From the moment she walked into The Salvation Army Children’s Shelter, 10-year-old Emily had a smile on her face because she knew she was entering a safe, loving environment.
Over time, she opened up about the horrible circumstances she endured before coming here. Locked in a closest over long periods of time, she never knew when her next meal would be. There were often strange men visiting her mother, who did “bad” things to Emily. She didn’t know why they did these things, but they caused her pain and made her very unhappy. So unhappy, she frequently wished she would die to escape the shame and guilt she was feeling. Guilt because she knew somehow all of this was her fault.
Over time, with the help of the dedicated staff at the Children’s Shelter Emily learned that she had done nothing to cause these things to happen to her. She eagerly looked forward to having three healthy meals to eat at reliably scheduled times every day. She learned that she loved to draw and paint and created beautiful murals that were hung up on the walls for everyone to admire. After being cared for at the shelter for five weeks, she was telling all who would listen, “This is the best thing that ever happened to me!”
At 10 months old, Alex came to The Salvation Army Children’s Shelter with developmental problems. Unlike most children at his age, he couldn’t walk, talk or recognize his name. He was very small and underweight for his age and had not yet acquired the teeth that should be coming in by now. He cried all the time. These problems were typical of severe abuse and neglect.
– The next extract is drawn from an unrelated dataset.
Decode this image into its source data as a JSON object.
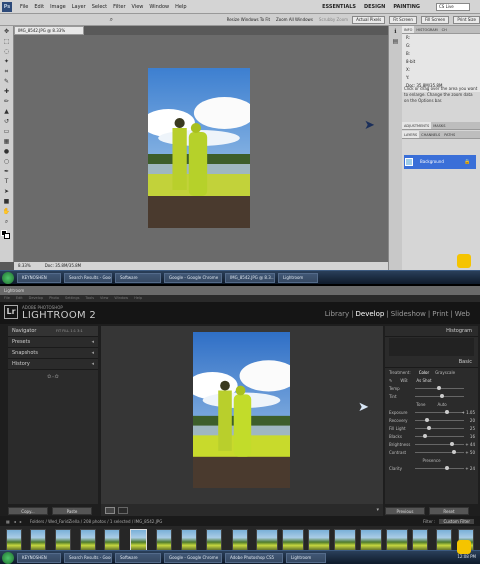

Very little was known about what went on in his life before the shelter other than his parents had a methamphetamine lab in the house and both were addicted to a crystalline form of meth called “Ice.”
During placement at the shelter, Alex learned to stand by himself and walk. Within a few weeks he was blowing kisses to his caregivers as if to say, “I love you.” He soon stopped crying and brightened everyone’s lives with his big, glowing smile and bright eyes.
Sam first came into the care of the Salvation Army Children’s Shelter as a four month old pipsqueak following medical neglect by his teen parent. He was diagnosed with cerebral palsy and his Mom, who is developmentally delayed, had not followed up on Sam’s health issues.
With patience, persistence and unwavering love the Shelter team worked closely with Mom to increase her understanding and develop appropriate parenting and coping skills. They also modeled for her how to access services and how to advocate for her child.
Mom participated in treatment planning, accompanied the baby on medical appointments and began taking an active role in both treatment and daily interactions. She showed up consistently for visits and demonstrated tremendous concern.
Sam was successfully reunited with Mom and turned 3 this summer. Sam now attends specialized supportive preschool and Mom continues to be the primary caregiver and a strong advocate. Sam and his Mom frequently visit with Shelter staff to demonstrate developmental milestones and to share hugs.
Tanya & Trevan
Tanya and Trevan, ages 10 and 8, are as close as a brother and sister can be. Unlike most siblings, they rarely fight and stick close together. That’s because throughout their young lives, the two had to rely on each other. Their parents, drug addicts, were often absent and when they were home, they were usually stoned.
They were taken to the Salvation Army Children’s Shelter in the middle of the night after police raided their family home and discovered a large quantity of drugs. When Tanya and Trevan arrived, both were undernourished and suffered from significant developmental delays. After a month at the Children’s Shelter, they had gained weight and were within the normal range for their ages.
Both exhibited less fear and withdrawal and began showing improvement in their language, social and motor skills. After 90 days, they were placed together in a foster home where they are thriving. They attend school and continue to receive specialized treatment to help them reach their full potential.